Aim of the task: Please copy every line below that contains the string "JSON".
*** Block opens ***
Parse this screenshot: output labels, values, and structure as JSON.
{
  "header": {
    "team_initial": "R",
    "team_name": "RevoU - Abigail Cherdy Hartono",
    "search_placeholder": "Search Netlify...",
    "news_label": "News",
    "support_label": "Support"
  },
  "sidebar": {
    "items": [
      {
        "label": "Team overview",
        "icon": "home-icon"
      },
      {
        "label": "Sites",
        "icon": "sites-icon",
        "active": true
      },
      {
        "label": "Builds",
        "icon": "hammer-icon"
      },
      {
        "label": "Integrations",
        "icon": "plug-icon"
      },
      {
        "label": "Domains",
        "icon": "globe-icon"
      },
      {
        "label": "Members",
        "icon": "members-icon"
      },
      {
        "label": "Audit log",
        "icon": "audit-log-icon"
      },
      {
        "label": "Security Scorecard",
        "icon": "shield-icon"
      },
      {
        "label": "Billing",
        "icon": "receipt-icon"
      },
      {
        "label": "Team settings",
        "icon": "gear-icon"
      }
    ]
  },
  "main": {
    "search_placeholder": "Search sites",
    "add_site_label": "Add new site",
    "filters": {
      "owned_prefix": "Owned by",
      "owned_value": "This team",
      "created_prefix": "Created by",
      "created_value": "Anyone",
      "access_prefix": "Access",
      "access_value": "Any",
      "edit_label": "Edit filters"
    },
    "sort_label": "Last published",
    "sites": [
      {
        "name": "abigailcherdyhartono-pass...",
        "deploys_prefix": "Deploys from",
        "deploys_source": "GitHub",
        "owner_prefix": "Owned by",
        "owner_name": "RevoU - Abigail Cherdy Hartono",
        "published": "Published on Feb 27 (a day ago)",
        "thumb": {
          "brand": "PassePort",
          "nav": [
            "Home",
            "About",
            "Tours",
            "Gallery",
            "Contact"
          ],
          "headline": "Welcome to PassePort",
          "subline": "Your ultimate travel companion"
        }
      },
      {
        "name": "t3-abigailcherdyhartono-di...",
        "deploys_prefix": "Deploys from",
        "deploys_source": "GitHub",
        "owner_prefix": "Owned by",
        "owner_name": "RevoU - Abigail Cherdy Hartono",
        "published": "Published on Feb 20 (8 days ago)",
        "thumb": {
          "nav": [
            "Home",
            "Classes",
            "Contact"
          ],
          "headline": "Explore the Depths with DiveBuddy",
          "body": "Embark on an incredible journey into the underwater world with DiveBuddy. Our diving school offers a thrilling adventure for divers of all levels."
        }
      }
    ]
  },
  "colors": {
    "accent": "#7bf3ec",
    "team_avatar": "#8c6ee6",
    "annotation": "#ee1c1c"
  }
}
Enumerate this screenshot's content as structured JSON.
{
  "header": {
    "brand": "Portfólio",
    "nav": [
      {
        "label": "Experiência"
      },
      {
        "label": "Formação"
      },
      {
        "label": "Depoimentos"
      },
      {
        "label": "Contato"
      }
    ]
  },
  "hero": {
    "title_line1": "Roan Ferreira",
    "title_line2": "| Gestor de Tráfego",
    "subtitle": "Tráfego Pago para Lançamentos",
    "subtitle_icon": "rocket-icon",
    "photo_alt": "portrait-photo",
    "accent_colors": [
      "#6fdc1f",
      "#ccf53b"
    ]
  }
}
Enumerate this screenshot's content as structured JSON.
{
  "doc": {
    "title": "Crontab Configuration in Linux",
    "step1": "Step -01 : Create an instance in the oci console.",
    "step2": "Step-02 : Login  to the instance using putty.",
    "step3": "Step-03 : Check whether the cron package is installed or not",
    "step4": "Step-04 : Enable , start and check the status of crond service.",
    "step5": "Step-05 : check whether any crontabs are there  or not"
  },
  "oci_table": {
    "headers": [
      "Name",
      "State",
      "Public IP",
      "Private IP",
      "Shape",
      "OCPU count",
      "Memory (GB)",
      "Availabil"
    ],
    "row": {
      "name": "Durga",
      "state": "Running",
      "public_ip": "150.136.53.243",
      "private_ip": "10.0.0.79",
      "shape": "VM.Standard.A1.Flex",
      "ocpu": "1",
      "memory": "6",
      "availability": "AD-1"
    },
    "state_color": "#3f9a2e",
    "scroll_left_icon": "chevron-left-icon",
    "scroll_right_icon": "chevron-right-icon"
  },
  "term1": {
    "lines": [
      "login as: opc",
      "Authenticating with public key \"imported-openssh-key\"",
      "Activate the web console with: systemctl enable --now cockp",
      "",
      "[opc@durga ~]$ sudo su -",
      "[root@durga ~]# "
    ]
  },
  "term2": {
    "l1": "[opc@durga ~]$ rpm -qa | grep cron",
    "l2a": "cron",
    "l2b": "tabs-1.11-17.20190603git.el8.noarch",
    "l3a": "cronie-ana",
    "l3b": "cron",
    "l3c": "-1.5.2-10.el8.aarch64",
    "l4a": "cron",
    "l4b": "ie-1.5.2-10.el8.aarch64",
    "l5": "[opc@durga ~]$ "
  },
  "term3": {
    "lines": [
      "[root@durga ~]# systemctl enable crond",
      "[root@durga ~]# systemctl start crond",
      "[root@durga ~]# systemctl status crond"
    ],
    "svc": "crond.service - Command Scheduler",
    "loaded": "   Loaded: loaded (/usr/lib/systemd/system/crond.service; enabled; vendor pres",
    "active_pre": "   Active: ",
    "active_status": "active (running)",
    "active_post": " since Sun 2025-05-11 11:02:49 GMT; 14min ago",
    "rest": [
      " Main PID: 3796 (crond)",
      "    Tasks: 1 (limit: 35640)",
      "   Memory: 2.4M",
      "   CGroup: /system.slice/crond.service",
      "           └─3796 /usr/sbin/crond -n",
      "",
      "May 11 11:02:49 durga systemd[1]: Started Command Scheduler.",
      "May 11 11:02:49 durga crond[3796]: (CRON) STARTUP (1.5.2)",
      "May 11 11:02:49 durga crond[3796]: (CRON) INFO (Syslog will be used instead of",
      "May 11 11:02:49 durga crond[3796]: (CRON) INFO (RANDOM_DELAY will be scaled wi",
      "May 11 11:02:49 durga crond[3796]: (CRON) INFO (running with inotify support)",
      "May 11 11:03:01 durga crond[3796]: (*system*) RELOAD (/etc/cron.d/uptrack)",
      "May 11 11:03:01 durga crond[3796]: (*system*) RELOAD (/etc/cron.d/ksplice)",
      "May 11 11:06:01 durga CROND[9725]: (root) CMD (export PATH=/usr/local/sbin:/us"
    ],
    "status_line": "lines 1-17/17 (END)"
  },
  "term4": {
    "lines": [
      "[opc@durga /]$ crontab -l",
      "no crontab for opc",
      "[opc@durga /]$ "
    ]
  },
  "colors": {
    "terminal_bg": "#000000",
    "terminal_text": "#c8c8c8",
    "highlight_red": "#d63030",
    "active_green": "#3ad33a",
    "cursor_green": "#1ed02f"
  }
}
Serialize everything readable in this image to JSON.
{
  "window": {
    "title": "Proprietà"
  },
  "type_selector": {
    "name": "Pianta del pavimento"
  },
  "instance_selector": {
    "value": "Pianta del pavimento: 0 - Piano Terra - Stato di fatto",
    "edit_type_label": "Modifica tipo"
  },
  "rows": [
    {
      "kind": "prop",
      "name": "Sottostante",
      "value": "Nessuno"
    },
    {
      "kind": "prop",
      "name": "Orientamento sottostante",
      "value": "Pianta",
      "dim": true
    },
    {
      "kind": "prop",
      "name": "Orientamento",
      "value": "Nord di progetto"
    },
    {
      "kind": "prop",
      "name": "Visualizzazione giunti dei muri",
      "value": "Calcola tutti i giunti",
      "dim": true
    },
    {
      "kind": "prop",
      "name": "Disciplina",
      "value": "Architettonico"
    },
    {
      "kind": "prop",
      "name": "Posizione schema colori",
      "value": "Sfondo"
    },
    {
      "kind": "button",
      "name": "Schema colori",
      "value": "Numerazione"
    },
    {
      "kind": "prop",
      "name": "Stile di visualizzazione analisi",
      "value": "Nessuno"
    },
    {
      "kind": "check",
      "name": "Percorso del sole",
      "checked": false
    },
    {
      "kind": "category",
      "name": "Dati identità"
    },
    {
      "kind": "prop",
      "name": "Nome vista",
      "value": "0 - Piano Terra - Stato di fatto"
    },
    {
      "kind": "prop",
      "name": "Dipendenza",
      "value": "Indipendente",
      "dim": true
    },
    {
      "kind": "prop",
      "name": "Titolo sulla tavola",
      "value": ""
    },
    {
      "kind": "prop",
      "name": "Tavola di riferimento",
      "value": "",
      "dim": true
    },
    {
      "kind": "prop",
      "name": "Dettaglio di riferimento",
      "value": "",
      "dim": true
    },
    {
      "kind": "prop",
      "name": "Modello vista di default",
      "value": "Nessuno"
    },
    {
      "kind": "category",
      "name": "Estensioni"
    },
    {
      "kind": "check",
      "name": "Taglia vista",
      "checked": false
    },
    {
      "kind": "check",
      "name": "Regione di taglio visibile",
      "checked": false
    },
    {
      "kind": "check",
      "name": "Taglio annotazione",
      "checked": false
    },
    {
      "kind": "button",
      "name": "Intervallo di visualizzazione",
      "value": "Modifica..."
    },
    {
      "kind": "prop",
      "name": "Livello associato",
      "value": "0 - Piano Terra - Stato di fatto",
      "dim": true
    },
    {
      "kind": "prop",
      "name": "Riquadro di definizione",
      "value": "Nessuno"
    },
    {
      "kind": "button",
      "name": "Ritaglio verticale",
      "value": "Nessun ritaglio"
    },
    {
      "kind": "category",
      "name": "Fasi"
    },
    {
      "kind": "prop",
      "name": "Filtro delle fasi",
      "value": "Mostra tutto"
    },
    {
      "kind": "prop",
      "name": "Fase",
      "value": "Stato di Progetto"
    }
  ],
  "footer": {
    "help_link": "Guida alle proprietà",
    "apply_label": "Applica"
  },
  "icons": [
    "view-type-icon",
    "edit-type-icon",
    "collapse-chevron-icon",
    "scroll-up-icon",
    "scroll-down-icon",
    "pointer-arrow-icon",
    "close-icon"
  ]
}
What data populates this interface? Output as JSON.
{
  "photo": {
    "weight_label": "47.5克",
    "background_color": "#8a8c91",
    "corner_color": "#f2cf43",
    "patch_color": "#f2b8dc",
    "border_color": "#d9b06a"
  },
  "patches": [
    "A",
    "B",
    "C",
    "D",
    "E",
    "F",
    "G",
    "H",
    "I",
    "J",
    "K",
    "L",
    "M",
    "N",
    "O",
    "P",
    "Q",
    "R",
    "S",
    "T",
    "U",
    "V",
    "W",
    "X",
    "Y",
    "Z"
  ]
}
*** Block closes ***
Solution to this task:
Parse this screenshot: output labels, values, and structure as JSON.
Enumerate this screenshot's content as structured JSON.
Enumerate this screenshot's content as structured JSON.
Serialize everything readable in this image to JSON.
What data populates this interface? Output as JSON.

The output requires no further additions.